Denver Public Library, Colorado
We asked customers to think about their experiences, questions, hopes, laments or observations about race. Then we asked them to distill those thoughts into only six words. Our "Race Card Project" displays were replicated in five libraries and invited customers to engage in civil discourse around a sensitive topic.
"The Race Card Project" allows for the possibility courageous conversations in an open forum. We can no longer have these types of conversations in segregated groups. If we wish to fulfill the dreams of all Americans we cannot ignore the effects of institutional racism. "The Race Card Project" provides a example of the possibility of civil discourse within the local community.
Public libraries are a key part of our democracy. Promotion of intellectual freedom and the sharing of ideas among our community members to creates an educated and more informed society as a whole in order to have a positive impact. Libraries become regarded as centers for community engagement as opposed to just repositories of information.

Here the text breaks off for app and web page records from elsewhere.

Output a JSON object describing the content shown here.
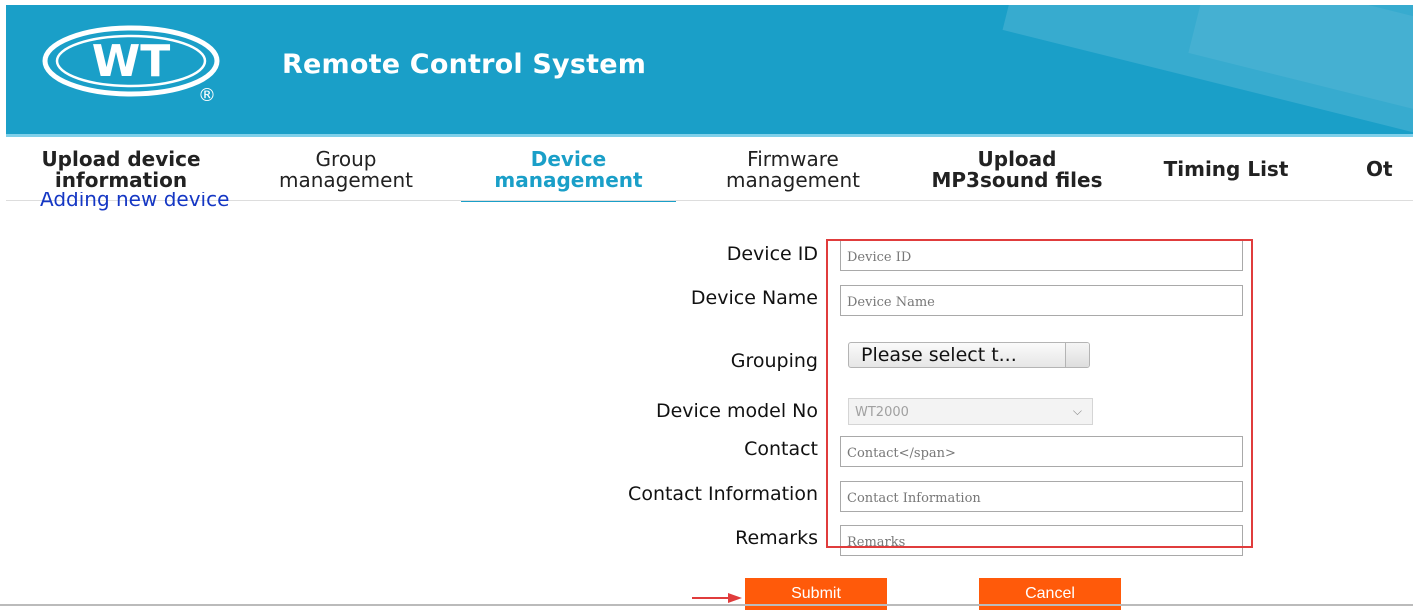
{
  "header": {
    "logo_text": "WT",
    "logo_mark": "®",
    "app_title": "Remote Control System",
    "background_color": "#1a9fc8"
  },
  "tabs": [
    {
      "line1": "Upload device",
      "line2": "information",
      "active": false
    },
    {
      "line1": "Group",
      "line2": "management",
      "active": false
    },
    {
      "line1": "Device",
      "line2": "management",
      "active": true
    },
    {
      "line1": "Firmware",
      "line2": "management",
      "active": false
    },
    {
      "line1": "Upload",
      "line2": "MP3sound files",
      "active": false
    },
    {
      "line1": "Timing List",
      "line2": "",
      "active": false
    },
    {
      "line1": "Ot",
      "line2": "",
      "active": false
    }
  ],
  "section_title": "Adding new device",
  "form": {
    "device_id": {
      "label": "Device ID",
      "placeholder": "Device ID"
    },
    "device_name": {
      "label": "Device Name",
      "placeholder": "Device Name"
    },
    "grouping": {
      "label": "Grouping",
      "selected": "Please select t..."
    },
    "model": {
      "label": "Device model No",
      "selected": "WT2000"
    },
    "contact": {
      "label": "Contact",
      "placeholder": "Contact</span>"
    },
    "contact_info": {
      "label": "Contact Information",
      "placeholder": "Contact Information"
    },
    "remarks": {
      "label": "Remarks",
      "placeholder": "Remarks"
    }
  },
  "buttons": {
    "submit": "Submit",
    "cancel": "Cancel",
    "button_color": "#ff5a0a"
  },
  "annotation": {
    "highlight_color": "#e03c3c"
  }
}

"The Race Card Project" can be a starting point for communities to start to have these important discussions and begin moving forward and healing from the racial divides that have adversely effected our society.